== TASK PROMPT ==
Go through the data below and copy each line that includes "hero".

== EXTRACTED ENTRIES ==

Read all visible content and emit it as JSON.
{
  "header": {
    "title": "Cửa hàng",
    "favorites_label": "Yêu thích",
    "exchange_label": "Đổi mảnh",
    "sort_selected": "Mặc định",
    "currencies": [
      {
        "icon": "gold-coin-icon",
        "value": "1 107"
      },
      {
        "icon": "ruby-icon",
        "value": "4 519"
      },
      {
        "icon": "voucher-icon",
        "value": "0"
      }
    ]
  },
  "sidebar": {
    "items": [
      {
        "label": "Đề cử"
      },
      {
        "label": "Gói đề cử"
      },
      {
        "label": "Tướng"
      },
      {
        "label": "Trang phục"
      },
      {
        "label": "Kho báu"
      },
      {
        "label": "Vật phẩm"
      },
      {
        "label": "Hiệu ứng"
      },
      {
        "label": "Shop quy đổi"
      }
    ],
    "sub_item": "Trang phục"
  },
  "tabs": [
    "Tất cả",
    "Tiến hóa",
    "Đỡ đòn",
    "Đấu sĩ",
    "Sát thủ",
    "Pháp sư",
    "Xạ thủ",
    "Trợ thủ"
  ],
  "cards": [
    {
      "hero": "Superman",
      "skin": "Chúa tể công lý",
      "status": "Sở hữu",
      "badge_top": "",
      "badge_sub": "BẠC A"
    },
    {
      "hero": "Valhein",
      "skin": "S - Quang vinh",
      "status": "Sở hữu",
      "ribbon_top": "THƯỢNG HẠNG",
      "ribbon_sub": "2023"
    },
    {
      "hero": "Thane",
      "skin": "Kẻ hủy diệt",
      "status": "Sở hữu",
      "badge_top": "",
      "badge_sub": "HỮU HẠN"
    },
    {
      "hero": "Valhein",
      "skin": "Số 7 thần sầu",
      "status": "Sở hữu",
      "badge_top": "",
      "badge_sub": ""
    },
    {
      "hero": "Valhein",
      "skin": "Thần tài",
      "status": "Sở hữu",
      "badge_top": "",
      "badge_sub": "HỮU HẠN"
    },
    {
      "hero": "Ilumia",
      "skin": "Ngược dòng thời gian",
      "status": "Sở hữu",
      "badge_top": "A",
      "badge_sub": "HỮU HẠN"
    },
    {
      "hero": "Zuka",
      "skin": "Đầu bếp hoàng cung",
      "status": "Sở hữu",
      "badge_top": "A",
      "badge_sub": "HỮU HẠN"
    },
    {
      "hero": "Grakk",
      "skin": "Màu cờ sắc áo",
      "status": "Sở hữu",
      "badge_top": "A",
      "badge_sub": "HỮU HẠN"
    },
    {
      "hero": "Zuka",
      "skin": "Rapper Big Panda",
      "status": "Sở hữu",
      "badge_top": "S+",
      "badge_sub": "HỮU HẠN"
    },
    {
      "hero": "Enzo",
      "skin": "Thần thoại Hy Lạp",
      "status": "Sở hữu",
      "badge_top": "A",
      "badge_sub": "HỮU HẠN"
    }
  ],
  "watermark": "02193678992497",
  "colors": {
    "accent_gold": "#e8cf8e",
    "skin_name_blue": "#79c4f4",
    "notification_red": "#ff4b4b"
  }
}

== SOLUTION ==
      "hero": "Superman",
      "hero": "Valhein",
      "hero": "Thane",
      "hero": "Valhein",
      "hero": "Valhein",
      "hero": "Ilumia",
      "hero": "Zuka",
      "hero": "Grakk",
      "hero": "Zuka",
      "hero": "Enzo",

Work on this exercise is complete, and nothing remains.